AMID all the wrangling over the terms of the UK’s withdrawal agreement with the European Union, there has been little opportunity to discuss how a post-Brexit world would look.

What trade deals would the UK pursue? What EU laws would be scrapped? What immigration policy would the UK adopt? In the long term, all those questions are more important than the minutiae of Theresa May’s deal.

The immigration issue is especially pressing, with a new report on staffing levels in the NHS exposing the extent of the problems engulfing the health service.

The Government has already been warned it is set to miss its target of recruiting 5,000 more GPs by 2020, and now data verified by the House of Commons has revealed more than 160,000 nurses quit the NHS between 2010 and 2018 for reasons other than retirement.

The data showed the percentage of ambulance staff leaving the NHS in that time jumped from 4.8 per cent to 8.1 per cent, with 14.6 per cent of doctors leaving their role.

The numbers are alarming, and the King’s Fund, Nuffield Trust and Health Foundation have warned the Government of an impeding crisis if staffing levels are not increased.

How can that be done? Increasing pay is one option. Relieving financial pressures on trainees and increasing the availability of health-related degrees is another. But increased overseas recruitment will almost certainly have to be part of the solution.

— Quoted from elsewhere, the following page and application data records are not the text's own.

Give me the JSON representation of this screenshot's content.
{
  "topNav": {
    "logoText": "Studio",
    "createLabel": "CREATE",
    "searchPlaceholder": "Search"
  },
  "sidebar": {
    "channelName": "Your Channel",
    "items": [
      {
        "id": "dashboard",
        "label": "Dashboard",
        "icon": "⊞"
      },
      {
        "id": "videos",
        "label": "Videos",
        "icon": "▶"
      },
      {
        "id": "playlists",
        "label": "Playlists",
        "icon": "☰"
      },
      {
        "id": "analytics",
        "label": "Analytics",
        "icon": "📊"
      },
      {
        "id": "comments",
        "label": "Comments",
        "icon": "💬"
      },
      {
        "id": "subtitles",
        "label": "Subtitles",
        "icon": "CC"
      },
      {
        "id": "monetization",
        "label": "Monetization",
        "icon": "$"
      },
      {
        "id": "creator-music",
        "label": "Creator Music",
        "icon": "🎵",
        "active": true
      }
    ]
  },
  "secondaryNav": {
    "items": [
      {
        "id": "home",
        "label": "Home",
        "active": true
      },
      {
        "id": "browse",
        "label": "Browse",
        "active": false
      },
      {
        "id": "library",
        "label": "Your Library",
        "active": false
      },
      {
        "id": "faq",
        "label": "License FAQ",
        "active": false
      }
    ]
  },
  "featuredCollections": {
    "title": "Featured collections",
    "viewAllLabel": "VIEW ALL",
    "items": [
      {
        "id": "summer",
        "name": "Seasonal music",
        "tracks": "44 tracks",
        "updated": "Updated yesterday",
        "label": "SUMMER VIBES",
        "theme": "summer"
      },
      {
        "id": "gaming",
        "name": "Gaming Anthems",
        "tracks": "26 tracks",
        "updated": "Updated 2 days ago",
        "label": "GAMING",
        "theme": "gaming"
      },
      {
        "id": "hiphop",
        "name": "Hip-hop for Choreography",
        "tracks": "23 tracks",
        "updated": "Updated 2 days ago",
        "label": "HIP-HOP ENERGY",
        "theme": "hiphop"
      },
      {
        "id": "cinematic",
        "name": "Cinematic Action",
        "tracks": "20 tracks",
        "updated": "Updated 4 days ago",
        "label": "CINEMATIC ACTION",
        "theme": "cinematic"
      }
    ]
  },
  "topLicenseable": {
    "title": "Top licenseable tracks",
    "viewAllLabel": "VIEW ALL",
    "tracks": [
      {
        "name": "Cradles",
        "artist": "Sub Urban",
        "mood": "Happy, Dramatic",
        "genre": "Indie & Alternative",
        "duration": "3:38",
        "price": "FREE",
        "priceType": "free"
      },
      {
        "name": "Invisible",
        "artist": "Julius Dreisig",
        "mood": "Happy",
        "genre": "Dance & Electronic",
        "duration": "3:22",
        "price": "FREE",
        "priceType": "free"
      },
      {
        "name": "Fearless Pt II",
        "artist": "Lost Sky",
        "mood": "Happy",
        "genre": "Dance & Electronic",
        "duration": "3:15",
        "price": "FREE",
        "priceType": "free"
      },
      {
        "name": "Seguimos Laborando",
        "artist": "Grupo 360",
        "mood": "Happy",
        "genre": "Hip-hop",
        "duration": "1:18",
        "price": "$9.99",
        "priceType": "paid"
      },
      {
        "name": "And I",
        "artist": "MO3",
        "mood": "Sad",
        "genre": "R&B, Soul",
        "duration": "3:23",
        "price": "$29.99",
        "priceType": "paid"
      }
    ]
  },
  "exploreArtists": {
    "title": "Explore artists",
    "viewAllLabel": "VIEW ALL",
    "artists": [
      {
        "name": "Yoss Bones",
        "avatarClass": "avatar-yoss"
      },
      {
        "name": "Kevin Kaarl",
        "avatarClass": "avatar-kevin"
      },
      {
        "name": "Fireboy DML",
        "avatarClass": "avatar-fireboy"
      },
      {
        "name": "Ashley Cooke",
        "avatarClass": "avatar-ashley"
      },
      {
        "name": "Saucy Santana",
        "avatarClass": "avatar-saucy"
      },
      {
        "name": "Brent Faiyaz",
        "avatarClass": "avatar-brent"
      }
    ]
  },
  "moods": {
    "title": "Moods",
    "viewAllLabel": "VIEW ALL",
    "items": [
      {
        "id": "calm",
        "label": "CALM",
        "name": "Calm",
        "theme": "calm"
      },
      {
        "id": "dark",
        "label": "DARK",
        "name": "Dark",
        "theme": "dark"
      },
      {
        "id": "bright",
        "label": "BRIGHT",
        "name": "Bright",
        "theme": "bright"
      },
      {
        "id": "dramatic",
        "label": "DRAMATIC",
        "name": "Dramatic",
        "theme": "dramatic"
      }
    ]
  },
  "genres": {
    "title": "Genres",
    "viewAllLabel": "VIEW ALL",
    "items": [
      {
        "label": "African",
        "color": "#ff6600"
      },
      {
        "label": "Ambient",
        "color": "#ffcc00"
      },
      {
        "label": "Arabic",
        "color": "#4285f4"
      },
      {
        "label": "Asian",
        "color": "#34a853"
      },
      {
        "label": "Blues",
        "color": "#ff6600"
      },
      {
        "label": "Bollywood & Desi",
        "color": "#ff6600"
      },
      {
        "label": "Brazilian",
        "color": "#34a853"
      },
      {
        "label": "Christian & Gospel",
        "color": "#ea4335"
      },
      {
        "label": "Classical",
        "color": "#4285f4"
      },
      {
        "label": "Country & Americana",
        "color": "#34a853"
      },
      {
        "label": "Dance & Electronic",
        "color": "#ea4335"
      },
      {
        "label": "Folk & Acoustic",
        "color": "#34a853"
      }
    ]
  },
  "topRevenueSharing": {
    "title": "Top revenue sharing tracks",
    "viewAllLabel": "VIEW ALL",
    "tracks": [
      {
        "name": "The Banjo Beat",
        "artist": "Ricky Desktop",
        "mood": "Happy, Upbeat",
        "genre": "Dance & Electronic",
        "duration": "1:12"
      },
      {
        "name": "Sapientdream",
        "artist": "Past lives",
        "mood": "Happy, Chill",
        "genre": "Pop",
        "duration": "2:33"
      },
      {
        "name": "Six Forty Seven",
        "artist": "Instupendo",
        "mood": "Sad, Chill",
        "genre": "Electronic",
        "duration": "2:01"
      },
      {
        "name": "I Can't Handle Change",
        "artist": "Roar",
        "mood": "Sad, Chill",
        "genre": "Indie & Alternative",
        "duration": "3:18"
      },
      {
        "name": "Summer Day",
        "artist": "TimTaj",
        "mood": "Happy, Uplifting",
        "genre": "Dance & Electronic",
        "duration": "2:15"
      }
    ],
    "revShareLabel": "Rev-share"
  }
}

All of which brings us back to Brexit, and the need for clarity over what comes next.